Indeed she did. The album ranges across 11 tracks, many of which feature backing instrumentals from her musical family members and interspersing more traditional country licks with rugged rock riffs born out of her time with White’s band. 

“I was spending time with hip-hop drummers, crazy psychedelic keyboardists, classical, unbelievable (players). If I didn't get that gig, I never would've met those people or been turned onto so much more music. It's just this huge, eclectic variety of musicians,” Lillie Mae told WXPN’s World Cafe.

This country “maverick” takes her show back on the road at 8 p.m. Tuesday at the Southgate House Revival’s Sanctuary in Newport. Get a sneak peek when she drops by WCPO Lounge Acts at 3:30 p.m. Tuesday in the video player above.

If You Go

Lillie Mae with Dry Ridge’s Moonbow 
8 p.m. Tuesday, Aug. 22
Southgate House Revival - Sanctuary (111 E. Sixth St. Newport)
Tickets: $12 advance or $15 at the door

Subscribe to the WCPO Lounge Acts podcast:
iTunesStitcherGoogle Play

See WCPO Lounge Acts videos on YouTube

Listen to Lillie Mae's performance for WCPO Lounge Acts in the podcast player above

NEWPORT, Ky. -- Lillie Mae has yet to climb out of her mid-20s, but the singer/songwriter has already spent more than a decade fiddling her way through the honky tonks of Music City’s Lower Broadway and backing Jack White.

Just a couple months ago, she stepped out on her own to drop her debut solo album “Forever and Then Some” on April 14.

“What isn’t interesting about her?” Stacy Vee asked a Los Angeles Times reporter. Vee is director of festival talent for Goldenvoice, which organizes the Stagecoach Country Music Festival. “Seriously, the way she’s singing, the way she presents her art, I haven’t seen it performed like that. … It’s completely fresh, it sounds way older and way newer, masculine and feminine at the same time.

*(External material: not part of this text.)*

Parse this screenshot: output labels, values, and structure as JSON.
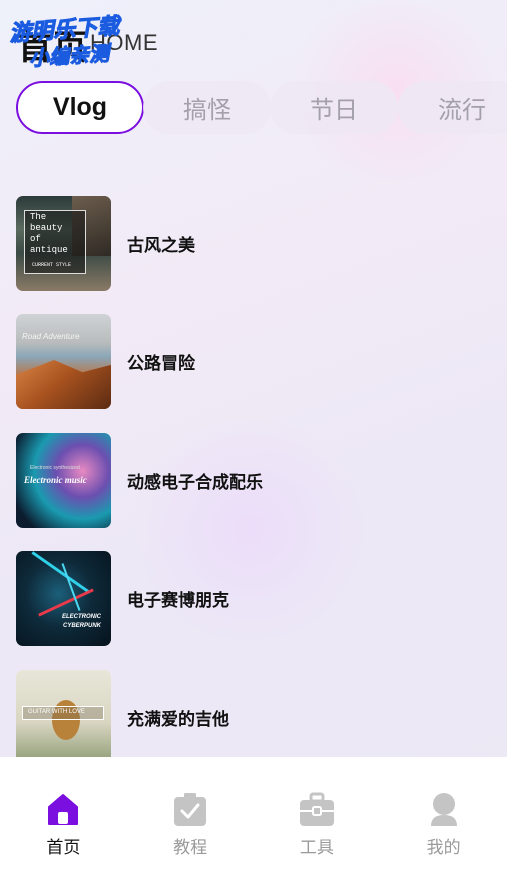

It’s going to be a really fun project to watch develop.”

Back in 2008, Lillie Mae fronted the four-piece string group Jypsi alongside two sisters and a brother as they released an album on Arista Nashville and then played South by Southwest, Stagecoach and Bonnaroo.

After Jypsi broke up, Lillie Mae supported White’s solo project until she journeyed into White’s Third Man Records studio with few expectations.

“There was no plan to make a whole album,” Lillie Mae told the Los Angeles Times. “He asked me to come in and record a few songs, and after we got done with three, he said, ‘You got any more?’ ”

Indeed she did. The album ranges across 11 tracks, many of which feature backing instrumentals from her musical family members and interspersing more traditional country licks with rugged rock riffs born out of her time with White’s band. 

“I was spending time with hip-hop drummers, crazy psychedelic keyboardists, classical, unbelievable (players). If I didn't get that gig, I never would've met those people or been turned onto so much more music. It's just this huge, eclectic variety of musicians,” Lillie Mae told WXPN’s World Cafe.

This country “maverick” takes her show back on the road at 8 p.m. Tuesday at the Southgate House Revival’s Sanctuary in Newport. Get a sneak peek when she drops by WCPO Lounge Acts at 3:30 p.m. Tuesday in the video player above.

If You Go

Lillie Mae with Dry Ridge’s Moonbow 
8 p.m. Tuesday, Aug. 22
Southgate House Revival - Sanctuary (111 E. Sixth St. Newport)
Tickets: $12 advance or $15 at the door

Subscribe to the WCPO Lounge Acts podcast:
iTunesStitcherGoogle Play

See WCPO Lounge Acts videos on YouTube

Print this article Back to Top